_TASK OBJECTIVE_. State the count of lines below featuring the word "JSON", and write nothing further.

(Component data from apps and pages)
※

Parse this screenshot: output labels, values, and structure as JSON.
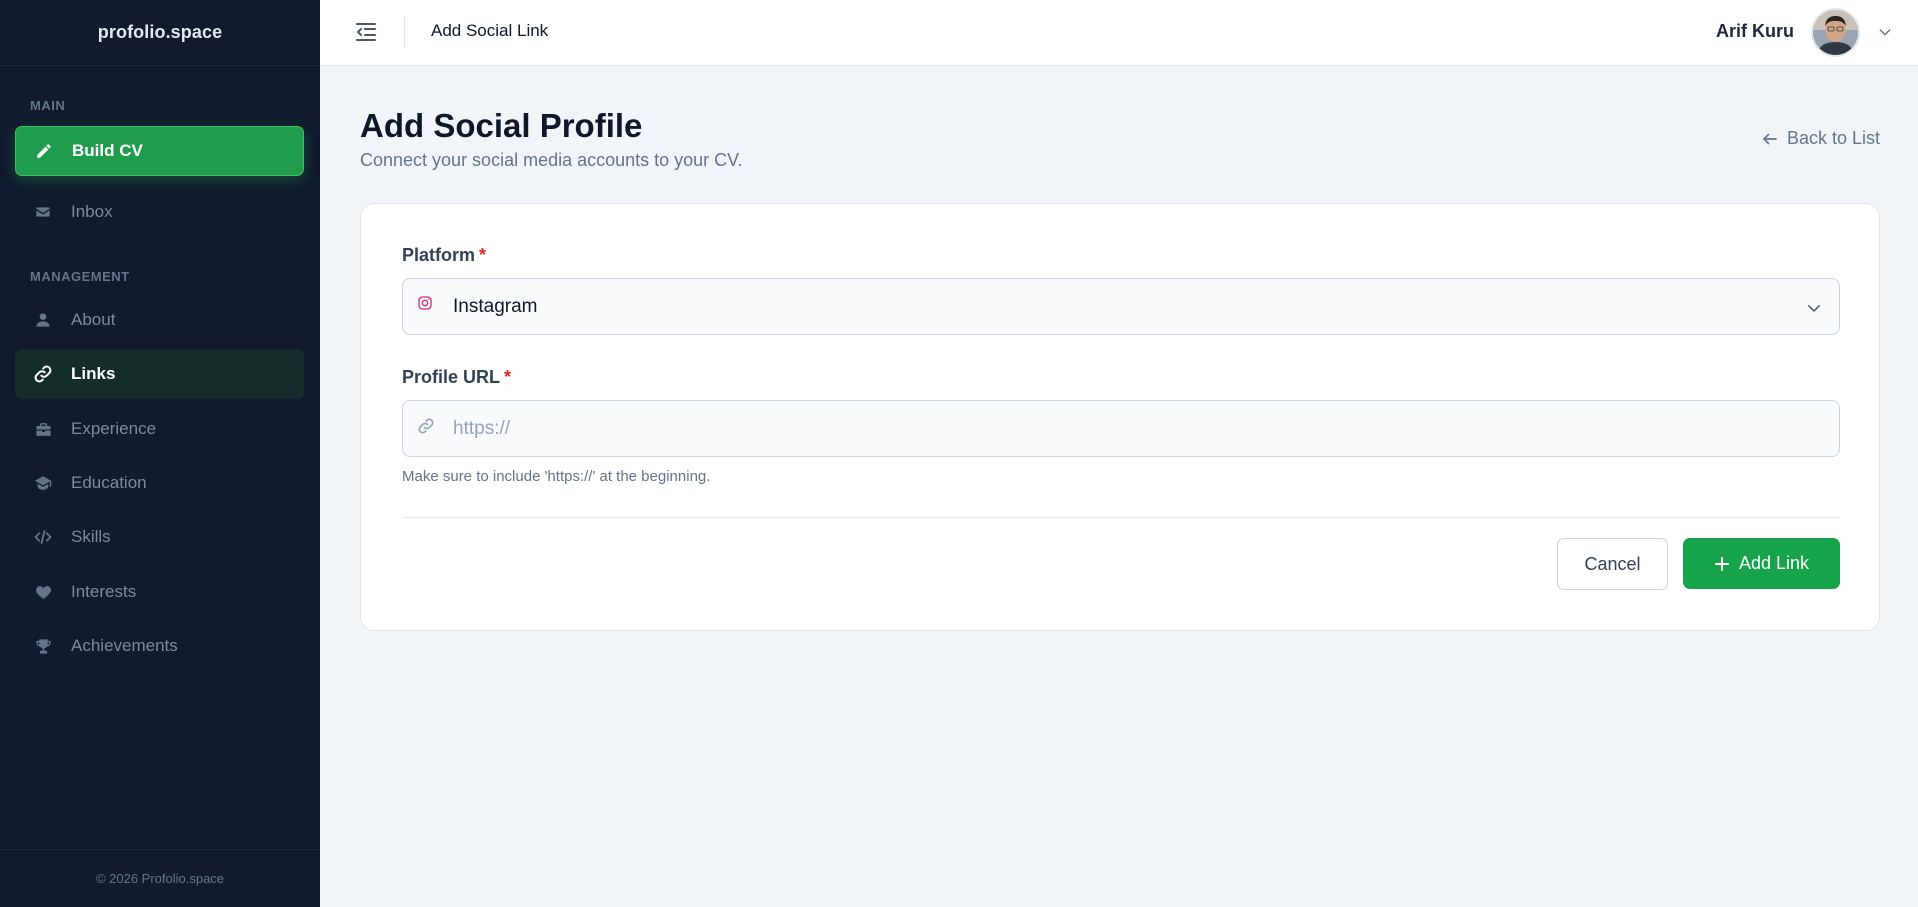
{
  "brand": {
    "name": "profolio.space"
  },
  "sidebar": {
    "sections": [
      {
        "label": "MAIN"
      },
      {
        "label": "MANAGEMENT"
      }
    ],
    "items": [
      {
        "label": "Build CV",
        "icon": "pencil-icon"
      },
      {
        "label": "Inbox",
        "icon": "envelope-icon"
      },
      {
        "label": "About",
        "icon": "user-icon"
      },
      {
        "label": "Links",
        "icon": "link-icon"
      },
      {
        "label": "Experience",
        "icon": "briefcase-icon"
      },
      {
        "label": "Education",
        "icon": "graduation-cap-icon"
      },
      {
        "label": "Skills",
        "icon": "code-icon"
      },
      {
        "label": "Interests",
        "icon": "heart-icon"
      },
      {
        "label": "Achievements",
        "icon": "trophy-icon"
      }
    ],
    "active_item": "Links",
    "footer": "© 2026 Profolio.space"
  },
  "topbar": {
    "title": "Add Social Link",
    "user_name": "Arif Kuru"
  },
  "page": {
    "title": "Add Social Profile",
    "subtitle": "Connect your social media accounts to your CV.",
    "back_label": "Back to List"
  },
  "form": {
    "platform": {
      "label": "Platform",
      "required": "*",
      "value": "Instagram",
      "icon": "instagram-icon"
    },
    "profile_url": {
      "label": "Profile URL",
      "required": "*",
      "placeholder": "https://",
      "icon": "link-icon",
      "help": "Make sure to include 'https://' at the beginning."
    },
    "cancel_label": "Cancel",
    "submit_label": "Add Link"
  },
  "colors": {
    "sidebar_bg": "#111a2e",
    "accent": "#16a34a",
    "active_item_bg": "#142d2b",
    "required": "#dc2626",
    "instagram": "#db2777"
  }
}
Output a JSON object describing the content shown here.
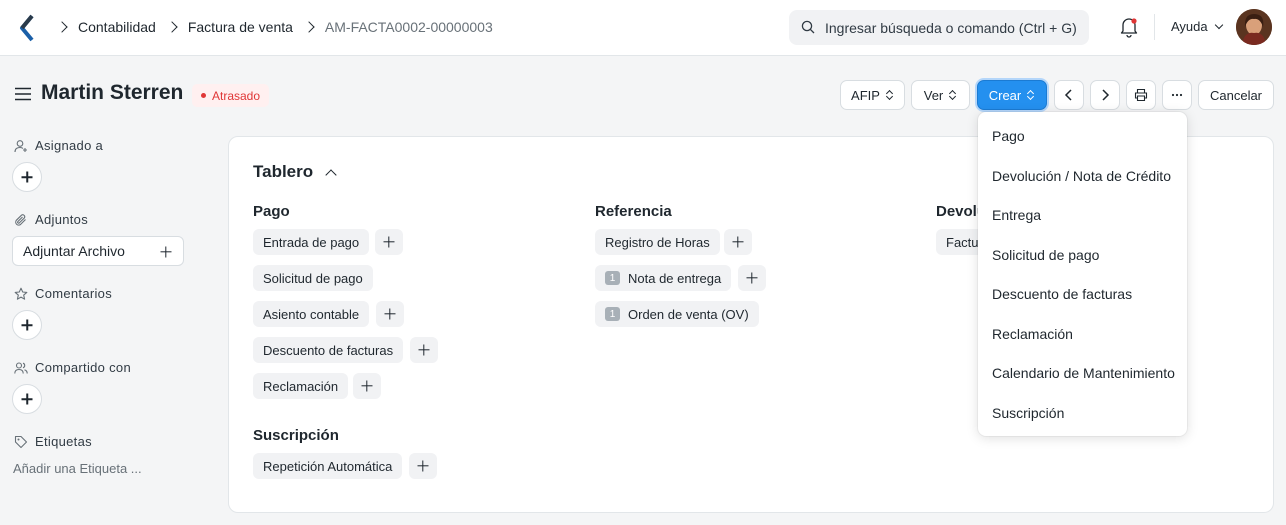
{
  "breadcrumbs": [
    "Contabilidad",
    "Factura de venta",
    "AM-FACTA0002-00000003"
  ],
  "search": {
    "placeholder": "Ingresar búsqueda o comando (Ctrl + G)"
  },
  "help_label": "Ayuda",
  "page": {
    "title": "Martin Sterren",
    "status": "Atrasado"
  },
  "toolbar": {
    "afip": "AFIP",
    "ver": "Ver",
    "crear": "Crear",
    "cancel": "Cancelar"
  },
  "sidebar": {
    "assigned": "Asignado a",
    "attachments": "Adjuntos",
    "attach_button": "Adjuntar Archivo",
    "comments": "Comentarios",
    "shared": "Compartido con",
    "tags": "Etiquetas",
    "add_tag": "Añadir una Etiqueta ..."
  },
  "dashboard": {
    "title": "Tablero",
    "pago": {
      "title": "Pago",
      "items": [
        "Entrada de pago",
        "Solicitud de pago",
        "Asiento contable",
        "Descuento de facturas",
        "Reclamación"
      ]
    },
    "referencia": {
      "title": "Referencia",
      "items": [
        "Registro de Horas",
        "Nota de entrega",
        "Orden de venta (OV)"
      ],
      "counts": [
        "1",
        "1"
      ]
    },
    "devolucion": {
      "title": "Devolu",
      "items": [
        "Factu"
      ]
    },
    "suscripcion": {
      "title": "Suscripción",
      "items": [
        "Repetición Automática"
      ]
    }
  },
  "crear_menu": [
    "Pago",
    "Devolución / Nota de Crédito",
    "Entrega",
    "Solicitud de pago",
    "Descuento de facturas",
    "Reclamación",
    "Calendario de Mantenimiento",
    "Suscripción"
  ],
  "colors": {
    "primary": "#2490ef",
    "status_red": "#e03636"
  }
}
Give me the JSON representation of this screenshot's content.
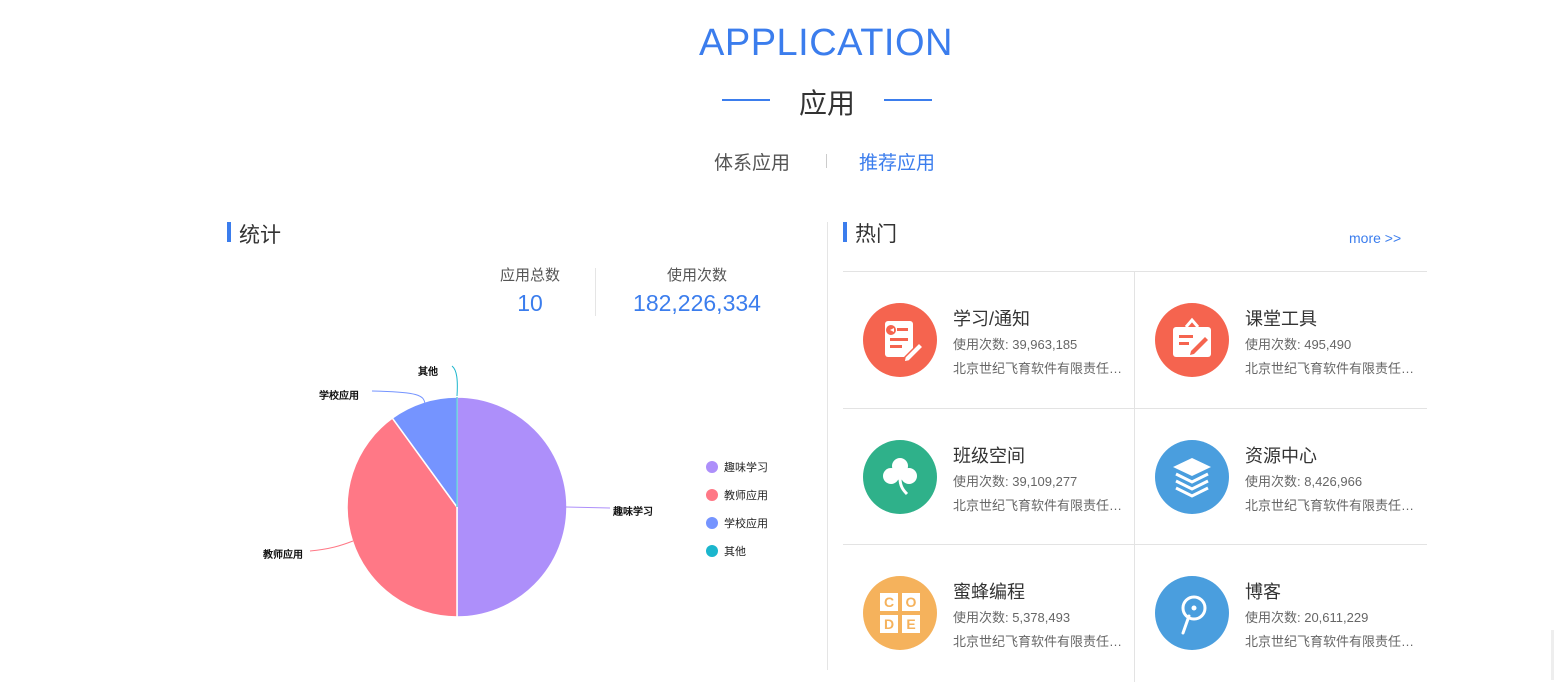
{
  "header": {
    "title_en": "APPLICATION",
    "title_cn": "应用",
    "accent_color": "#3b7ded"
  },
  "tabs": [
    {
      "label": "体系应用",
      "active": false
    },
    {
      "label": "推荐应用",
      "active": true
    }
  ],
  "stats_section": {
    "title": "统计",
    "total_label": "应用总数",
    "total_value": "10",
    "uses_label": "使用次数",
    "uses_value": "182,226,334"
  },
  "chart_data": {
    "type": "pie",
    "slices": [
      {
        "name": "趣味学习",
        "value": 50,
        "color": "#ad8ffa"
      },
      {
        "name": "教师应用",
        "value": 40,
        "color": "#ff7886"
      },
      {
        "name": "学校应用",
        "value": 10,
        "color": "#7594ff"
      },
      {
        "name": "其他",
        "value": 0,
        "color": "#1bb6cd"
      }
    ],
    "legend": [
      "趣味学习",
      "教师应用",
      "学校应用",
      "其他"
    ],
    "legend_position": "right"
  },
  "hot_section": {
    "title": "热门",
    "more_label": "more >>",
    "apps": [
      {
        "name": "学习/通知",
        "uses": "使用次数: 39,963,185",
        "company": "北京世纪飞育软件有限责任公司",
        "icon": "notice-icon",
        "color": "#f5644f"
      },
      {
        "name": "课堂工具",
        "uses": "使用次数: 495,490",
        "company": "北京世纪飞育软件有限责任公司",
        "icon": "clipboard-pen-icon",
        "color": "#f5644f"
      },
      {
        "name": "班级空间",
        "uses": "使用次数: 39,109,277",
        "company": "北京世纪飞育软件有限责任公司",
        "icon": "clover-icon",
        "color": "#2fb18a"
      },
      {
        "name": "资源中心",
        "uses": "使用次数: 8,426,966",
        "company": "北京世纪飞育软件有限责任公司",
        "icon": "layers-icon",
        "color": "#4a9ede"
      },
      {
        "name": "蜜蜂编程",
        "uses": "使用次数: 5,378,493",
        "company": "北京世纪飞育软件有限责任公司",
        "icon": "code-blocks-icon",
        "color": "#f5b25c"
      },
      {
        "name": "博客",
        "uses": "使用次数: 20,611,229",
        "company": "北京世纪飞育软件有限责任公司",
        "icon": "blog-pen-icon",
        "color": "#4a9ede"
      }
    ]
  }
}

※

_RESULT_. 3